the square of yellow light that is your window
for alto saxophone, electric guitar, piano, and percussion(2014)
|Premiere||April 2014; Paine Hall, Harvard Music Department|
This piece has a lot to do with eyes. Imagine these two different creatures:
The first is a dragonfly; with eyes that are so big they cover almost its entire head, giving it a helmeted appearance and a full 360-degree field of vision. Its eyes are made up of 30,000 visual units called ommatidia, each one containing a lens and a series of light-sensitive cells. It also has three smaller eyes named ocelli, which can detect movement faster than the huge compound eyes can. These ocelli quickly send visual information to the dragonfly’s motor centers, allowing it to react in a fraction of a second. Although a tiny being, its entire body is covered in powerful light detecting cells.
The second creature is a multi-armed, deep-sea being, which lives in an aphotic zone of the ocean, where very little light infiltrates. Due to the extreme darkness of its habitat, this burrowing creature has adapted to life without sight, and it relies on its other highly developed senses for survival. It has a dispersed nervous system in which each arm essentially has its own brain and a complex mouth with multiple speech organs. When threatened, this creature can roll into a tight ball and draw its arms up over itself, forming a defensive web that covers its entire body.

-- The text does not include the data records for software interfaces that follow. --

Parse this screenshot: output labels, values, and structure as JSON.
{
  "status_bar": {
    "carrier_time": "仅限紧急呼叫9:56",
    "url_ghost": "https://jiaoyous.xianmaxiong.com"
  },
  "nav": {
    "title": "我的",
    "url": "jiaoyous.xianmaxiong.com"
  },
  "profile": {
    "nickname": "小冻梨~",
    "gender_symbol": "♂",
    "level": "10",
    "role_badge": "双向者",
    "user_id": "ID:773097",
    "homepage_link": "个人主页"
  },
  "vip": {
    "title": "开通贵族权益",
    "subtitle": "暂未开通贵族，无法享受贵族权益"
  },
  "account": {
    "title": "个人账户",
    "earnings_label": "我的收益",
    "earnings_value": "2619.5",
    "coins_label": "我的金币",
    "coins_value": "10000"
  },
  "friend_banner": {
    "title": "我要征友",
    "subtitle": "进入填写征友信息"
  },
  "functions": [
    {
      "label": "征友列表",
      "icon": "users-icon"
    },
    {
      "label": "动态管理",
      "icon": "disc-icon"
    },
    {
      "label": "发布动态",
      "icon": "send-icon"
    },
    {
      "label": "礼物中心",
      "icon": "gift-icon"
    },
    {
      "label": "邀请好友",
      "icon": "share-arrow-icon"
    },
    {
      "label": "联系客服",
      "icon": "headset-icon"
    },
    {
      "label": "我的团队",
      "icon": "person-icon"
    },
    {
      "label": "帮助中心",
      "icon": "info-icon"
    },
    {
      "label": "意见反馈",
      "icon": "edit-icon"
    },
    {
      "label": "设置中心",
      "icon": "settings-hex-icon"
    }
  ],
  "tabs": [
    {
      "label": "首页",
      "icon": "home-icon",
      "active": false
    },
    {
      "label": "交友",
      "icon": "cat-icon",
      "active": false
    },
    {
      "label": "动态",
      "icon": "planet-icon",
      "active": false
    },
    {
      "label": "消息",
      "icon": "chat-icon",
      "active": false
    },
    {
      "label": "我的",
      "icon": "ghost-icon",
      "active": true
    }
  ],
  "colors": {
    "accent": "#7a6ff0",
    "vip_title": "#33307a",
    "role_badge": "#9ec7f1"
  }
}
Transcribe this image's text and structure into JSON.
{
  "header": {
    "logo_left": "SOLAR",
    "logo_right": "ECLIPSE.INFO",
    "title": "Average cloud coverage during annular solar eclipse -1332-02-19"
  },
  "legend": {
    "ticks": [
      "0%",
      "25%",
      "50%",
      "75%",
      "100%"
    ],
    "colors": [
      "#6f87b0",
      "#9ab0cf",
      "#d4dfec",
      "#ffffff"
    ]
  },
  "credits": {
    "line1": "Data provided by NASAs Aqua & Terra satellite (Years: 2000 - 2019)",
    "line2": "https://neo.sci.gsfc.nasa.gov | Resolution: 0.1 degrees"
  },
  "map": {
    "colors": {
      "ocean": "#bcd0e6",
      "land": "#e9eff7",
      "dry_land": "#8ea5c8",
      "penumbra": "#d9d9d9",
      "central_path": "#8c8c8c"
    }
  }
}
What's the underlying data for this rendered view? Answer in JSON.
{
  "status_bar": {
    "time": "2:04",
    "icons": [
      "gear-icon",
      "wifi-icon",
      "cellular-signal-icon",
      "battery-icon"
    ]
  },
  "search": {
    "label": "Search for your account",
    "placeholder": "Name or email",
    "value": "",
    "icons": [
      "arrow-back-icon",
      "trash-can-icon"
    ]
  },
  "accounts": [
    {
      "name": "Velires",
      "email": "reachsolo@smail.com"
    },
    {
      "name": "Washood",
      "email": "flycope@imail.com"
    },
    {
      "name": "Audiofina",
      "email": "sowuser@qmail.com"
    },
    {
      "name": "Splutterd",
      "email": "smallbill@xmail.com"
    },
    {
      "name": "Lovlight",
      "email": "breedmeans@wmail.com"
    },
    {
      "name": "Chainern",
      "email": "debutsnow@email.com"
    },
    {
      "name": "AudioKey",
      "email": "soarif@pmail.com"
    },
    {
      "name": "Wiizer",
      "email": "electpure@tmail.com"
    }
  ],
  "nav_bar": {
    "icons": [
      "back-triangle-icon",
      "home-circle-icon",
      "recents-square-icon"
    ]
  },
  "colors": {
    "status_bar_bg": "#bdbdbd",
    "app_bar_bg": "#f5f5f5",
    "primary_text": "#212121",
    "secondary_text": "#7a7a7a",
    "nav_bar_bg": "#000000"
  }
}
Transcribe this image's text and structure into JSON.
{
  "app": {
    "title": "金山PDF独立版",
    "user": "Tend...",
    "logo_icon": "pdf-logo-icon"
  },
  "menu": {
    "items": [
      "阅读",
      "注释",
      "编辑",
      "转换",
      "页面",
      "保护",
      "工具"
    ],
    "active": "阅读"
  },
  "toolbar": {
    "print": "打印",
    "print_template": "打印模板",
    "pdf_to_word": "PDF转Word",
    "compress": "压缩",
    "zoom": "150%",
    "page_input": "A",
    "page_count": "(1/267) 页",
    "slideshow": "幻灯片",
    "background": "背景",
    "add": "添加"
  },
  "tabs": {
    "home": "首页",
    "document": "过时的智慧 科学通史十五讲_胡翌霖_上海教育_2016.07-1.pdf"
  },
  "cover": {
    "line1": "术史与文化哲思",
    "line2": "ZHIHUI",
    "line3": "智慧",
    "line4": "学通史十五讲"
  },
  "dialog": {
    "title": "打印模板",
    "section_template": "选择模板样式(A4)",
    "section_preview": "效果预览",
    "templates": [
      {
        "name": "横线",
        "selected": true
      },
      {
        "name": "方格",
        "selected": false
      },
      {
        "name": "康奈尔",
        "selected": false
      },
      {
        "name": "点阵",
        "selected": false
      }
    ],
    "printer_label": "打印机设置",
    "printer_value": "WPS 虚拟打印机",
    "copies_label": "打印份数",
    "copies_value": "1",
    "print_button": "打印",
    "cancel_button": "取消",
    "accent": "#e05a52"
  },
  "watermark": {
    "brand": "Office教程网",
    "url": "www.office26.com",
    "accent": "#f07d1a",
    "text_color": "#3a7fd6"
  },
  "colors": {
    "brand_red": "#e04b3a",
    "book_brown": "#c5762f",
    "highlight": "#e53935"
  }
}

Now imagine that structures similar to these are present in this piece, that a trio of piano, percussion, and electric guitar form a self-contained, blinded, impermeable, sonic biosphere. And the saxophone, in extreme contrast, is a giant retina with thousands of light-sensitive cells, like the dragonfly.
Because of its powerful detection skills, the saxophone possesses a self-control and agility that the trio cannot muster in itself: it can connect to the wild, untamed nature of the trio but also has the ability to pull itself back to a centre of stability and focus. And most importantly, it can see a vital element of the trio that, because of both its pitch-black habitat and its other highly-developed senses, the trio itself has forgotten about: its eyes. For the saxophone, the sonic representation of these “eyes” provide a tiny window of light into the trio’s architecture, a light towards which it can guide the trio, encouraging it to tune into something different than its previous myopic, megalomaniac focus. The window that it opens re-orientates and re-temporises the whole structure of the trio, allowing it to both see again and to observe itself and its surroundings from a different angle.
The compulsion to write the square of yellow light that is your window partially evolved from the thoughts of Oscar Wilde, who I think chose to see the world through some of the most observant and compelling windows imaginable. This one is particularly relevant to this piece: “we are all in the gutter, but some of us are looking at the stars.”
– Ann Cleare